→ **Page and application data records**:
--- START ---

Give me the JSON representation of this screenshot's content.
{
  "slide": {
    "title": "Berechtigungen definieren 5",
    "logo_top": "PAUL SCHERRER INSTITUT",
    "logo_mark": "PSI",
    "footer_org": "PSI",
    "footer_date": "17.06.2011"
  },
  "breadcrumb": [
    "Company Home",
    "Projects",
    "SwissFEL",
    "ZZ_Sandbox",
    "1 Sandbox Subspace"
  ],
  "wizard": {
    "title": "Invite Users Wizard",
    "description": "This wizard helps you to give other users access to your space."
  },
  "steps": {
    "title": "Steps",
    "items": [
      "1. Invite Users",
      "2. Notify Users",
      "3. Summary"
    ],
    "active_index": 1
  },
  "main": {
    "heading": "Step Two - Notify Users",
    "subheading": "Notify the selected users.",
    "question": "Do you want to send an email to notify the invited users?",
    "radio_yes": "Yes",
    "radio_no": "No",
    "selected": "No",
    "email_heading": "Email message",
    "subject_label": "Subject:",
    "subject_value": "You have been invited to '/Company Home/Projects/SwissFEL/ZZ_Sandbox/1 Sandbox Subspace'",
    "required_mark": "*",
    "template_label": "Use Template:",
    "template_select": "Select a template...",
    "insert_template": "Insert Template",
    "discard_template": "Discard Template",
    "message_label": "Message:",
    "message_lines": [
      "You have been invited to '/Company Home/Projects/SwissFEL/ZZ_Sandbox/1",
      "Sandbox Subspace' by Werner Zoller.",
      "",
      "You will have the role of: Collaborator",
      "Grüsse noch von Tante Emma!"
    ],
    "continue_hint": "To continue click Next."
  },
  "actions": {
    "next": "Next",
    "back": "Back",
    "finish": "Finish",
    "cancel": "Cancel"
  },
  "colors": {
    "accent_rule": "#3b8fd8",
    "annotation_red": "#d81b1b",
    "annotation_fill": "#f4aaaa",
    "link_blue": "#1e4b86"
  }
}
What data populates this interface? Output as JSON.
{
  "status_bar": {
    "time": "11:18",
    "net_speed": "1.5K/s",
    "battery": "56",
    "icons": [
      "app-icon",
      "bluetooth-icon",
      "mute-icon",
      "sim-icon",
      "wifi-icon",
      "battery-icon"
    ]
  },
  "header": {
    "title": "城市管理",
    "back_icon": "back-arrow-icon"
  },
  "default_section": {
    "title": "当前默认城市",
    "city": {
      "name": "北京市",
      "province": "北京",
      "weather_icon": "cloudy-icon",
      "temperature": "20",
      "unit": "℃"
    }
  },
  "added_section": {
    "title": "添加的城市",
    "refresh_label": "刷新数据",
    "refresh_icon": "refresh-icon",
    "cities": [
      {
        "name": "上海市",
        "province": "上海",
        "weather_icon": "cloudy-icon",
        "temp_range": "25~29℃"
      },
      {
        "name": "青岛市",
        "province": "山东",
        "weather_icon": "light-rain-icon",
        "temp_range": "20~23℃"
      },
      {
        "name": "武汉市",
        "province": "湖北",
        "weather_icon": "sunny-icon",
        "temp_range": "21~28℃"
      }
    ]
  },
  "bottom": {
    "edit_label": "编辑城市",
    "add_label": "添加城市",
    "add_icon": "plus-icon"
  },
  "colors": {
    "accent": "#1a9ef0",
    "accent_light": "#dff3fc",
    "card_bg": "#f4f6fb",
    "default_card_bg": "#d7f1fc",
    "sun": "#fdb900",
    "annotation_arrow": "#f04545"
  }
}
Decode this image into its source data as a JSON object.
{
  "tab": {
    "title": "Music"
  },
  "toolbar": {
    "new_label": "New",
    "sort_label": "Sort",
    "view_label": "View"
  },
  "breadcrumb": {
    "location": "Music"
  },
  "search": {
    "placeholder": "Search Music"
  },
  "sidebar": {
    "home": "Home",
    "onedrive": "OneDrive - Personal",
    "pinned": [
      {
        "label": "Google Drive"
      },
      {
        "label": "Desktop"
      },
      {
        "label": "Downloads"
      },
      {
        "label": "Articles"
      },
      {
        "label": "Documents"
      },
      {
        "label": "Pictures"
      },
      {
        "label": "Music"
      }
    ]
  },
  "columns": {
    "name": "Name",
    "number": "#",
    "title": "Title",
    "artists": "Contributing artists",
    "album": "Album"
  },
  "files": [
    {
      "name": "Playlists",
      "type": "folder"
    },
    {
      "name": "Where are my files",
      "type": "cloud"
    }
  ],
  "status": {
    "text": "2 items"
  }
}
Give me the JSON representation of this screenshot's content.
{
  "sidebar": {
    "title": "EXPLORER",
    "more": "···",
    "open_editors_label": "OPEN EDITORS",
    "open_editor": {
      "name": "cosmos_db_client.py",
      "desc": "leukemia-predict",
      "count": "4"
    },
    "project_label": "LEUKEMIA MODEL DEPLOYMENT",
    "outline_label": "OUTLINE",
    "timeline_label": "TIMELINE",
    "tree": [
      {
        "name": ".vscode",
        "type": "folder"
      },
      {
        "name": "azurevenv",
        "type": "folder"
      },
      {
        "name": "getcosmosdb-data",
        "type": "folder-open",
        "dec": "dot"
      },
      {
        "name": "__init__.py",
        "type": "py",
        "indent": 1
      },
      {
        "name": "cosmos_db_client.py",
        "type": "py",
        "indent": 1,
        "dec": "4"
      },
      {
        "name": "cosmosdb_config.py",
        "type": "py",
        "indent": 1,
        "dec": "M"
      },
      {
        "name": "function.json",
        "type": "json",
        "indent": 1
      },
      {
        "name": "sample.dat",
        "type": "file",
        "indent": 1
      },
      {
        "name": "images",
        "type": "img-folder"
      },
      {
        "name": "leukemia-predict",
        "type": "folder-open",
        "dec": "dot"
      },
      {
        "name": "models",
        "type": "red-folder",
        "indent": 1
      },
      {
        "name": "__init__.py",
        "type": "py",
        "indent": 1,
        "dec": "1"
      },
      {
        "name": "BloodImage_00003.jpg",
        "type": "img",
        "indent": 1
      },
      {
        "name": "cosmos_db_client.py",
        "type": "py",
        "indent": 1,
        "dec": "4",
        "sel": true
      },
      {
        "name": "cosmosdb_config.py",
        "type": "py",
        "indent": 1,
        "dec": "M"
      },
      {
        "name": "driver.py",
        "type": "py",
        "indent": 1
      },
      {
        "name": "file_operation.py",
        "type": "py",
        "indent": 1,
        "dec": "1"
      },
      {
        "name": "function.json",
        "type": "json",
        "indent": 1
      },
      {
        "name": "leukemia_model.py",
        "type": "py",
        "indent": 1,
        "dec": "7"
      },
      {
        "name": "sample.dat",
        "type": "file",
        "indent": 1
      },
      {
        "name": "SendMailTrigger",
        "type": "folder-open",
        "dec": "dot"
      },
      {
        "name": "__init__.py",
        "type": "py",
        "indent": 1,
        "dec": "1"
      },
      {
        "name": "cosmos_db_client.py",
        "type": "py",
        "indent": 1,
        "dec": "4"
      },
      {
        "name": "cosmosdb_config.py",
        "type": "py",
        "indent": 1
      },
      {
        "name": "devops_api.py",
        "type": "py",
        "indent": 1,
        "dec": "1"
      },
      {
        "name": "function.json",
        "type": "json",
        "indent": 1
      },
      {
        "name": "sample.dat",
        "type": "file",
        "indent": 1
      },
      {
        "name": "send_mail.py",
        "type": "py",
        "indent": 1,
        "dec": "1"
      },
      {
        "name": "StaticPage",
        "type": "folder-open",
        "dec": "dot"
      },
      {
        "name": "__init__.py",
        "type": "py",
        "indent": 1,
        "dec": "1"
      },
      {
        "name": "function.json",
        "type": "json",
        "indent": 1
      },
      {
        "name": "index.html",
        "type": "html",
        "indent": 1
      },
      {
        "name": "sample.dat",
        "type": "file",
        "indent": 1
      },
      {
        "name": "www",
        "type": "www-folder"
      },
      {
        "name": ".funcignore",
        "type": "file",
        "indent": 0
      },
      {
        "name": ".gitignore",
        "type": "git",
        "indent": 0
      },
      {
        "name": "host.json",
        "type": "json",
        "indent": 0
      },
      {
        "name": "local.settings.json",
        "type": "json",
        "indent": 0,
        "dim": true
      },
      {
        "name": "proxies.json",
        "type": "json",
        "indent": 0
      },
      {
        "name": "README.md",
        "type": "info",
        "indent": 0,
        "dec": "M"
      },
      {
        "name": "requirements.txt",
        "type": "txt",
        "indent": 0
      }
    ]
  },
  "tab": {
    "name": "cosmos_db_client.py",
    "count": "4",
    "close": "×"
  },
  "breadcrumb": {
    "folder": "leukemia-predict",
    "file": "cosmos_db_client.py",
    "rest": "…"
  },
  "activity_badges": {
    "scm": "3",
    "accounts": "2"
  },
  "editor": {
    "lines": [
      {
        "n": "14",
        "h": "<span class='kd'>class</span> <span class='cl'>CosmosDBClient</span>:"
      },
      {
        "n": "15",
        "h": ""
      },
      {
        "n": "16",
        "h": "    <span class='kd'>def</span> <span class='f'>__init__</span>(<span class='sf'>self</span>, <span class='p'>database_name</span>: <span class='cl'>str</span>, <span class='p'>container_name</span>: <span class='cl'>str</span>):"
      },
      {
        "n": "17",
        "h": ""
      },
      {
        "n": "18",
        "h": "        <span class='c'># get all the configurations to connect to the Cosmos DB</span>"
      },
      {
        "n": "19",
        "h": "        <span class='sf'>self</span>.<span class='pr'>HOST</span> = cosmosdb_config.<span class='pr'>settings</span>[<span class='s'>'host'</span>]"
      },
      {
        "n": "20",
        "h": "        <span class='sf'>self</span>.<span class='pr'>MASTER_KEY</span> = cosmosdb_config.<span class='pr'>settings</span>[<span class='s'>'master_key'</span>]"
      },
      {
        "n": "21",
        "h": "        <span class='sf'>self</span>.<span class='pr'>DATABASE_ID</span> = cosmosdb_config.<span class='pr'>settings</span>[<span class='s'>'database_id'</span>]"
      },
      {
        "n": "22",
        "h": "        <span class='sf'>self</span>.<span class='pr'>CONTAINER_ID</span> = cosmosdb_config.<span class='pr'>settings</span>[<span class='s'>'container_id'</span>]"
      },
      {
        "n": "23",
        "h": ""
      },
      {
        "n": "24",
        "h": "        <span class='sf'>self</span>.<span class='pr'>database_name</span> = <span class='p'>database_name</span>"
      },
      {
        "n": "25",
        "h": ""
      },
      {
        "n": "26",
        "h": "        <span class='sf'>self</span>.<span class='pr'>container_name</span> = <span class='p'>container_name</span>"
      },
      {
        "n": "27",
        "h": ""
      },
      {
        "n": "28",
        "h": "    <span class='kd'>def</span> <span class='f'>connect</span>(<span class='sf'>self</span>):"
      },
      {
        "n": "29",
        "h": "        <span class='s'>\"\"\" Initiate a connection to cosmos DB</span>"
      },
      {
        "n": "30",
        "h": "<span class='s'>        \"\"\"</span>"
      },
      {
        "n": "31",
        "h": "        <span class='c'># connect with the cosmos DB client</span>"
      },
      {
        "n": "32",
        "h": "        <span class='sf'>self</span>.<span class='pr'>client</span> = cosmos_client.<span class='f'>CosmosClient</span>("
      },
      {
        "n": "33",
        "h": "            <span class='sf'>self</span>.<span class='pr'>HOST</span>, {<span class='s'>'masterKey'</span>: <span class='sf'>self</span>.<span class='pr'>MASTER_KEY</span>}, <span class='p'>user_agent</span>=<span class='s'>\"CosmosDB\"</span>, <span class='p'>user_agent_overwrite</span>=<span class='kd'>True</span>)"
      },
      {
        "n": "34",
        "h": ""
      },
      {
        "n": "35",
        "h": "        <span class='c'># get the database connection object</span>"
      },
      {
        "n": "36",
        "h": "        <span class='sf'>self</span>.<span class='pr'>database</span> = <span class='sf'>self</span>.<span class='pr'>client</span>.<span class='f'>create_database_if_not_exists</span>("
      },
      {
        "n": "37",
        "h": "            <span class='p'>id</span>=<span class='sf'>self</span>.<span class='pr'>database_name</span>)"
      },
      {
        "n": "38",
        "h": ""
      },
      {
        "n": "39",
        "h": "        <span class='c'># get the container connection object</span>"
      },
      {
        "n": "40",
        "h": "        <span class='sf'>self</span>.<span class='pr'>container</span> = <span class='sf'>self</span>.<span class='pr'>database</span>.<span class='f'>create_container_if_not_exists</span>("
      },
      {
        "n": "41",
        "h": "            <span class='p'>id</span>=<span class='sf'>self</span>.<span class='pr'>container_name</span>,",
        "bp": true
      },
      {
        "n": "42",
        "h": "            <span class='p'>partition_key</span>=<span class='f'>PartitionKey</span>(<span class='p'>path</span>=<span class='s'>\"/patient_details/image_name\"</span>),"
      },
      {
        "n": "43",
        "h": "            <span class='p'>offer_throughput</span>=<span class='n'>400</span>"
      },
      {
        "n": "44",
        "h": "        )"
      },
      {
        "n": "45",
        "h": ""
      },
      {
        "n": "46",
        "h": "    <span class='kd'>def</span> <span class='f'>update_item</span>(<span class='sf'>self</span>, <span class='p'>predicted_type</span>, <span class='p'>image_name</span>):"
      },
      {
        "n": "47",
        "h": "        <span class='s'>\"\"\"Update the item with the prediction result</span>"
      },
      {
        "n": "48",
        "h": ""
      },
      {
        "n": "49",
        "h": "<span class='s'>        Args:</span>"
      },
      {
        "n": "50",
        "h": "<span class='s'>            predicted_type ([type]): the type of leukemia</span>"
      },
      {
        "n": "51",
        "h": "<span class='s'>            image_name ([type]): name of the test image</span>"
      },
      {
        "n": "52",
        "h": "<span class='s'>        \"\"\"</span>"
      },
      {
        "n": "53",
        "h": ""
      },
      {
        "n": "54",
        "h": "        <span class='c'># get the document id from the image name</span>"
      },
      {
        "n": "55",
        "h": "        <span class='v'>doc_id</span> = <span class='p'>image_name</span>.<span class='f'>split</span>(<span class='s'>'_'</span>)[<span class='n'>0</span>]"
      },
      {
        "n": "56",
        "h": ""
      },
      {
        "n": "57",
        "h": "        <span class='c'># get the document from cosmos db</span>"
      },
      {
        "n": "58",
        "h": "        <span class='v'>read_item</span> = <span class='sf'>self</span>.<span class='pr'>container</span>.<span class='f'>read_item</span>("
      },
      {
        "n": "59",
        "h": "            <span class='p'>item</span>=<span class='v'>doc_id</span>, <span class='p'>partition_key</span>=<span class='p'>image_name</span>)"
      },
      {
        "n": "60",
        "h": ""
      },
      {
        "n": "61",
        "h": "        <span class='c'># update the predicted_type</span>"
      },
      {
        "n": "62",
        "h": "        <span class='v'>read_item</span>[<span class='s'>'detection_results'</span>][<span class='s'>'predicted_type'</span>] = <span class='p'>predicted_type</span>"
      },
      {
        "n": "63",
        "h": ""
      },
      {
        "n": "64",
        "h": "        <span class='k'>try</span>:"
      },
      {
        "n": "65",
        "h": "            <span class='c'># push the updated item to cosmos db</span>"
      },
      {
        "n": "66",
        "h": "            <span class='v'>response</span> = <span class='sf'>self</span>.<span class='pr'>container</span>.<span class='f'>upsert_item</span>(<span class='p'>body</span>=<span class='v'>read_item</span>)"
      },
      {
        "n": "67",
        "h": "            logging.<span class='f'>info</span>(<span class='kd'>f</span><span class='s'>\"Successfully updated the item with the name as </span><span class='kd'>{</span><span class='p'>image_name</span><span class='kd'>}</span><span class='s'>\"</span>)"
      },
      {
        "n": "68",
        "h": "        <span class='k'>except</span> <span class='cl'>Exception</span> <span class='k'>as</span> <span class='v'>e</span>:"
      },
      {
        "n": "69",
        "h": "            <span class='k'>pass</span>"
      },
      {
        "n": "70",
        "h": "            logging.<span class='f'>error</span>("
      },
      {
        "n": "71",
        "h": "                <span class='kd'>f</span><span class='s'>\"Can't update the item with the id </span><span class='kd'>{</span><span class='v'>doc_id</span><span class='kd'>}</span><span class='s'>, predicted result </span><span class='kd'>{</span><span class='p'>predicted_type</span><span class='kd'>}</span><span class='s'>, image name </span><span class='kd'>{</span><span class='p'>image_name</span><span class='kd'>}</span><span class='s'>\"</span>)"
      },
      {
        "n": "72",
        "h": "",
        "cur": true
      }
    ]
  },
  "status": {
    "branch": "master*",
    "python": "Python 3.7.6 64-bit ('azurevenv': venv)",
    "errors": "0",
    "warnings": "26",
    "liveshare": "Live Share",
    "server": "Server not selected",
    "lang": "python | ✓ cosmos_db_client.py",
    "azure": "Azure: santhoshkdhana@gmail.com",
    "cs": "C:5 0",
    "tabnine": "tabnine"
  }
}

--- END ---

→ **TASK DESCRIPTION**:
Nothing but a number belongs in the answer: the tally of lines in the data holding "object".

→ **THE COMPLETED TASK**:
3